Now a fellow with the Environmental Resilience Institute at IU, a part of the IU Prepared for Environmental Change Grand Challenge initiative, Jahn is an expert on bird migration who studies how changes in bird behavior can shed light on environmental change.
"The idea that these geese had migrated all the way down to Texas and Louisiana and then headed back up north to Canada, it just blew my mind as a kid," said Jahn, who joined IU in 2018. "Maybe it's that birds are so small and yet accomplish these great marathons—a great odyssey that most people don't even realize is happening right over their heads. Everyone who dedicates their life to science probably has a similar memory. It's the fascination that keeps you going."
Before joining IU, Jahn spent about a decade working in both South America and the U.S., studying migratory behavior in thrushes and a few other species. This included two years under a grant from the National Science Foundation to track scissor-tailed flycatchers and western kingbirds in Oklahoma, as well as four years as a visiting professor and researcher at São Paulo State University in Brazil. He also spent two years at the Smithsonian's Migratory Bird Center in Washington, D.C., conducting field work in Brazil on three species of thrush that never travel outside the tropics.
"One question in bird migration research is: Why do some birds travel all the way to the tropics every year to spend the winter, while others don't?" Jahn said. "We want to know more about different migratory strategies—the distance, the speed—as well as which birds are at greater risk from climate change based upon their particular behaviors."

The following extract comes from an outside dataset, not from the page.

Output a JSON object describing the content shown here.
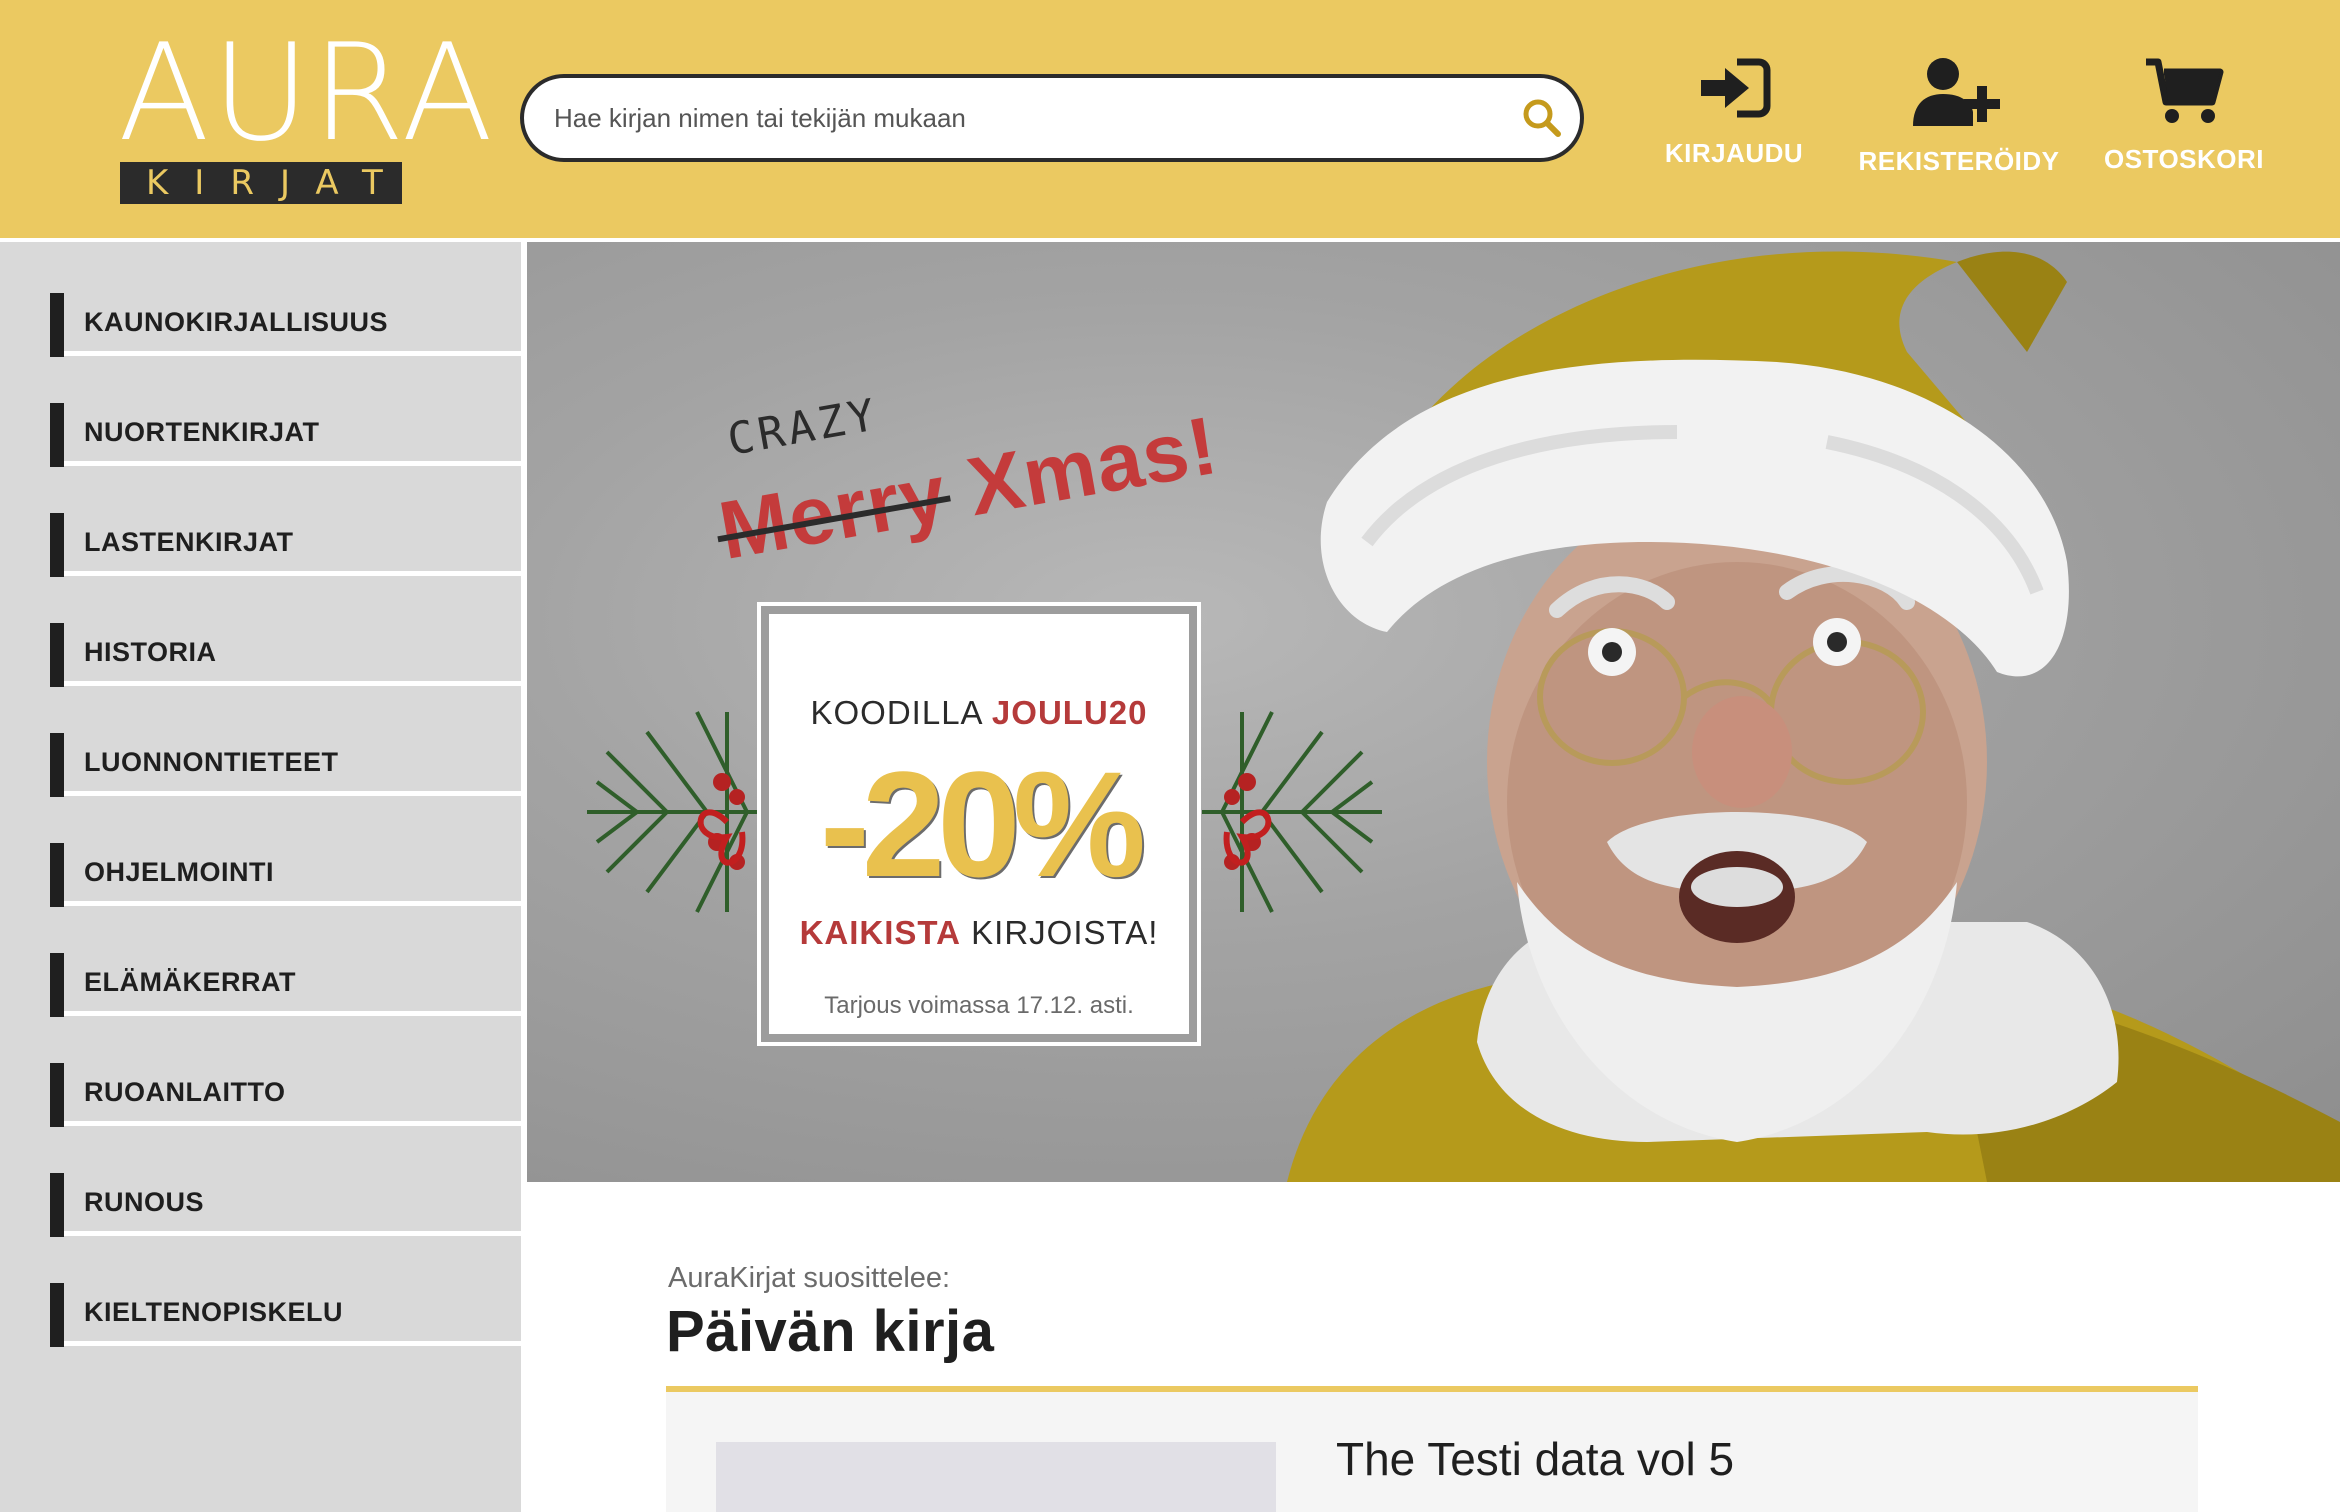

Jahn's tools of the trade include GPS trackers—or "tiny bird backpacks"—weighting only 2 grams, which can follow a bird's movement anywhere in the world for a year; as well as miniscule, colored leg bands that identify individual birds upon their return to their capture location the following year.
At IU, Jahn is focused on tracking the American robin, a species of thrush that is surprisingly understudied despite being widespread across North America. (Always on the lookout for robin nests on campus, Jahn is rarely out of the office without binoculars. His favorite spot is the marshlands off the Jordan River near the Wendell Wright Education Building.) In addition to using the trackers and bands, Jahn also collects a small blood sample from each bird to test for diseases such as Lyme and avian malaria.
American robins can migrate as far north as northern Canada and as far south as Mexico. As warmer weather draw near in Indiana, Jahn also plans to do summer work on robins in Alaska. He also plans a trip to South America in October to continue research on tropical thrushes.
"Everything I'm doing here in Indiana with robins, I'm also doing in Brazil and Argentina with other species," Jahn said. "But this project isn't about saving the robins. Instead, we're interested in them as sentinels of ecosystem change. They're our 'canary in the coal mine.'"
Unlike mammals who can hibernate in lean times, he added, birds need food on a nearly hour-to-hour basis, which means they're powerful barometers of ecosystem health. Changes in their behavior give an early signal about other shifts down the food chain.
"Birds are affected by the same environmental processes, such as rainfall, that drive the timing of flowering and fruiting, of crops and insects," he said.
Some of the work connecting these dots occurs in collaboration with other colleagues who track bird and animal species through the Movement Ecology Group of the Environmental Resilience Institute at IU. For example, the birds' blood samples will inform the institute's tick monitoring project, which seeks to understand how bug-borne diseases are spreading in the state.
Jahn is also working with another of the institute's fellows, Tara Smiley, to study bird ecology using isotopic analysis. The same method used to detect drugs in human hair can reveal details about birds' movements and diet from a single feather.
Moreover, Jahn said his recruitment under IU's Grand Challenges Program connects him with collaborators beyond biology, including plans to work with students from the O'Neill School of Public and Environmental Affairs at IU Bloomington, as well as biology graduate students.
"This is a real pioneering project in many ways," he said. "While other universities have grand challenges, they aren't commonly focused on environmental change—or they aren't on the same scale as IU's. We're approaching this topic from so many angles—not only in terms of biology, but also policy, conservation law, history, art and communications.
"If there's anything we've learned over the past few years, you simply can't tackle an issue as large as a grand challenge without being truly interdisciplinary."